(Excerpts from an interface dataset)
★ ★ ★ ★ ★
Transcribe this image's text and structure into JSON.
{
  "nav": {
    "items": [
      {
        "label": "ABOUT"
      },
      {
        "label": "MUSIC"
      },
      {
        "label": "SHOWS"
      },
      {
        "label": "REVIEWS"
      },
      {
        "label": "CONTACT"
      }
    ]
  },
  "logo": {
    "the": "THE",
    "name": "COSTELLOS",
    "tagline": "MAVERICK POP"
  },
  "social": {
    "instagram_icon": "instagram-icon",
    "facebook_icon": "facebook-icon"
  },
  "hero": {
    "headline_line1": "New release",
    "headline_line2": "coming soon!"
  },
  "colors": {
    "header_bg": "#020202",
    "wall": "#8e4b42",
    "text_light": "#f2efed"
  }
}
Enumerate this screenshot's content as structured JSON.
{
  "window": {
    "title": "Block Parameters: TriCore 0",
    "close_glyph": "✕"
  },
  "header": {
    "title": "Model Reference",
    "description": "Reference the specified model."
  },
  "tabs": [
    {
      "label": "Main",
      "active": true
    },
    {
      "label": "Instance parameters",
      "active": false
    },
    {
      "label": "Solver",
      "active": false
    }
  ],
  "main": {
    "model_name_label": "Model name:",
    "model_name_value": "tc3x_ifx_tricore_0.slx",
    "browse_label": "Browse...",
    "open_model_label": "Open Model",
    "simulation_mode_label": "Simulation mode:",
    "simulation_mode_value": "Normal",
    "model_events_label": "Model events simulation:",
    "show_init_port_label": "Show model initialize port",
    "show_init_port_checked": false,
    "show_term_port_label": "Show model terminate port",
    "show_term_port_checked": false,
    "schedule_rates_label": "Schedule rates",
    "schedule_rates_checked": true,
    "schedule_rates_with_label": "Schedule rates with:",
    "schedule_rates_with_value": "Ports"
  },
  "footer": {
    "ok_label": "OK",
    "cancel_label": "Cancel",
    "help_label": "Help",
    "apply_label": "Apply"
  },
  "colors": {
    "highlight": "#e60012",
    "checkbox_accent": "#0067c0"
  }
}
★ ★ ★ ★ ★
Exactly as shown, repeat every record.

## Solution
Transcribe this image's text and structure into JSON.
{
  "nav": {
    "items": [
      {
        "label": "ABOUT"
      },
      {
        "label": "MUSIC"
      },
      {
        "label": "SHOWS"
      },
      {
        "label": "REVIEWS"
      },
      {
        "label": "CONTACT"
      }
    ]
  },
  "logo": {
    "the": "THE",
    "name": "COSTELLOS",
    "tagline": "MAVERICK POP"
  },
  "social": {
    "instagram_icon": "instagram-icon",
    "facebook_icon": "facebook-icon"
  },
  "hero": {
    "headline_line1": "New release",
    "headline_line2": "coming soon!"
  },
  "colors": {
    "header_bg": "#020202",
    "wall": "#8e4b42",
    "text_light": "#f2efed"
  }
}
Enumerate this screenshot's content as structured JSON.
{
  "window": {
    "title": "Block Parameters: TriCore 0",
    "close_glyph": "✕"
  },
  "header": {
    "title": "Model Reference",
    "description": "Reference the specified model."
  },
  "tabs": [
    {
      "label": "Main",
      "active": true
    },
    {
      "label": "Instance parameters",
      "active": false
    },
    {
      "label": "Solver",
      "active": false
    }
  ],
  "main": {
    "model_name_label": "Model name:",
    "model_name_value": "tc3x_ifx_tricore_0.slx",
    "browse_label": "Browse...",
    "open_model_label": "Open Model",
    "simulation_mode_label": "Simulation mode:",
    "simulation_mode_value": "Normal",
    "model_events_label": "Model events simulation:",
    "show_init_port_label": "Show model initialize port",
    "show_init_port_checked": false,
    "show_term_port_label": "Show model terminate port",
    "show_term_port_checked": false,
    "schedule_rates_label": "Schedule rates",
    "schedule_rates_checked": true,
    "schedule_rates_with_label": "Schedule rates with:",
    "schedule_rates_with_value": "Ports"
  },
  "footer": {
    "ok_label": "OK",
    "cancel_label": "Cancel",
    "help_label": "Help",
    "apply_label": "Apply"
  },
  "colors": {
    "highlight": "#e60012",
    "checkbox_accent": "#0067c0"
  }
}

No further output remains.